I love what I do because I have the unique opportunity to help shape the direction and influence the culture for the future of nuclear power in the United States. Every single day presents a new challenge, but I wouldn't have it any other way. As a shift supervisor, I was primarily responsible for managing the development of procedures and programs to support operation of the first new nuclear units in the United States in more than 30 years. As the daily work controls manager, I will be responsible for oversight of the execution and scheduling of daily work to ensure organizational readiness to operate the new units.

I envision a nuclear energy industry that leverages the technology of today to improve efficiency…

Nuclear: Energy for All Political Seasons

The electoral college will soon confirm a surprise election result, Donald Trump. However, in the electricity world, there are fewer surprises – physics and economics will continue to apply, and Republicans and Democrats are going to find a lot to like about nuclear energy over the next four years.

In a Trump administration, the carbon conversation is going to be less prominent. But the nuclear value proposition is still there. We bring steady jobs to rural areas, including in the Rust Belt, which put Donald Trump in office. Nuclear plants keep the surrounding communities vibrant.

We hold down electricity costs for the whole economy. We provide energy diversity, reducing the risk of disruption. We are a critical part of America’s industrial infrastructure, and the importance of infrastructure is something that President-Elect Trump has stressed.
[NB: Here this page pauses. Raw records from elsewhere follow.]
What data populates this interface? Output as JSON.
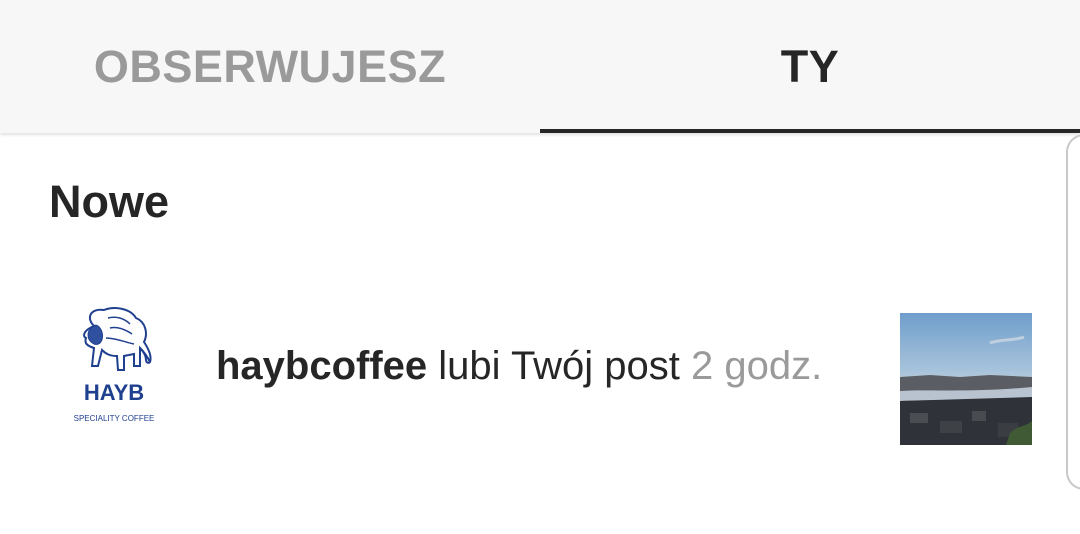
{
  "tabs": [
    {
      "label": "OBSERWUJESZ",
      "active": false
    },
    {
      "label": "TY",
      "active": true
    }
  ],
  "section": {
    "title": "Nowe"
  },
  "notifications": [
    {
      "avatar": {
        "brand": "HAYB",
        "tagline": "SPECIALITY COFFEE",
        "icon": "elephant-icon"
      },
      "username": "haybcoffee",
      "action": " lubi Twój post ",
      "time": "2 godz."
    }
  ],
  "colors": {
    "text_primary": "#262626",
    "text_secondary": "#9a9a9a",
    "tab_background": "#f7f7f7",
    "brand_blue": "#1f3f8f"
  }
}
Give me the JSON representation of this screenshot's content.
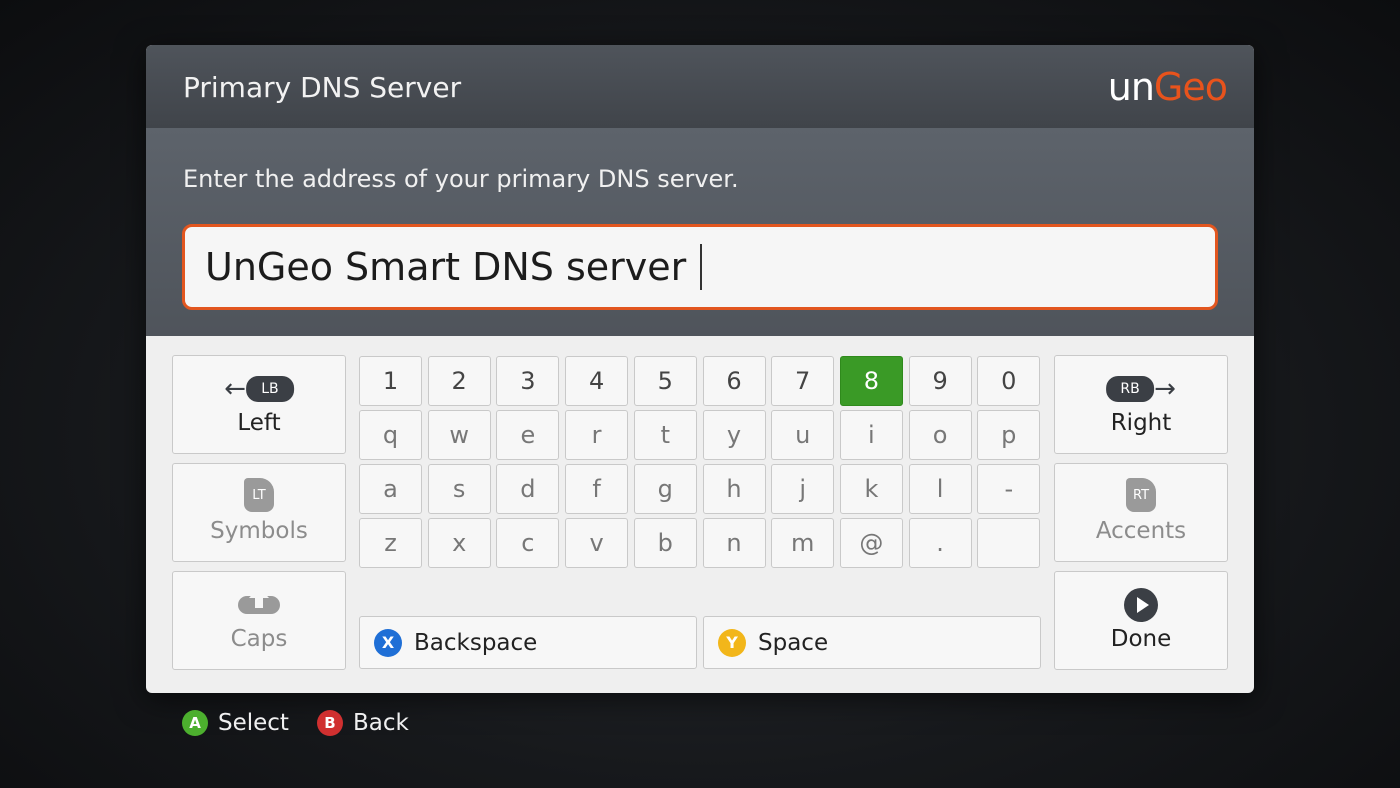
{
  "dialog": {
    "title": "Primary DNS Server",
    "logo_part1": "un",
    "logo_part2": "Geo",
    "prompt": "Enter the address of your primary DNS server.",
    "input_value": "UnGeo Smart DNS server"
  },
  "keyboard": {
    "rows": [
      [
        "1",
        "2",
        "3",
        "4",
        "5",
        "6",
        "7",
        "8",
        "9",
        "0"
      ],
      [
        "q",
        "w",
        "e",
        "r",
        "t",
        "y",
        "u",
        "i",
        "o",
        "p"
      ],
      [
        "a",
        "s",
        "d",
        "f",
        "g",
        "h",
        "j",
        "k",
        "l",
        "-"
      ],
      [
        "z",
        "x",
        "c",
        "v",
        "b",
        "n",
        "m",
        "@",
        ".",
        ""
      ]
    ],
    "selected_key": "8",
    "left": {
      "label": "Left",
      "badge": "LB"
    },
    "symbols": {
      "label": "Symbols",
      "badge": "LT"
    },
    "caps": {
      "label": "Caps"
    },
    "right": {
      "label": "Right",
      "badge": "RB"
    },
    "accents": {
      "label": "Accents",
      "badge": "RT"
    },
    "done": {
      "label": "Done"
    },
    "backspace": {
      "label": "Backspace",
      "button": "X"
    },
    "space": {
      "label": "Space",
      "button": "Y"
    }
  },
  "hints": [
    {
      "button": "A",
      "label": "Select"
    },
    {
      "button": "B",
      "label": "Back"
    }
  ],
  "colors": {
    "accent": "#e2561f",
    "selected_key": "#3a9a26",
    "button_a": "#4caf2e",
    "button_b": "#d03030",
    "button_x": "#1f6fd6",
    "button_y": "#f2b61a"
  }
}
One of our infrastructure challenges is natural gas pipelines, which have gotten more congested as extremely low gas prices have pulled m…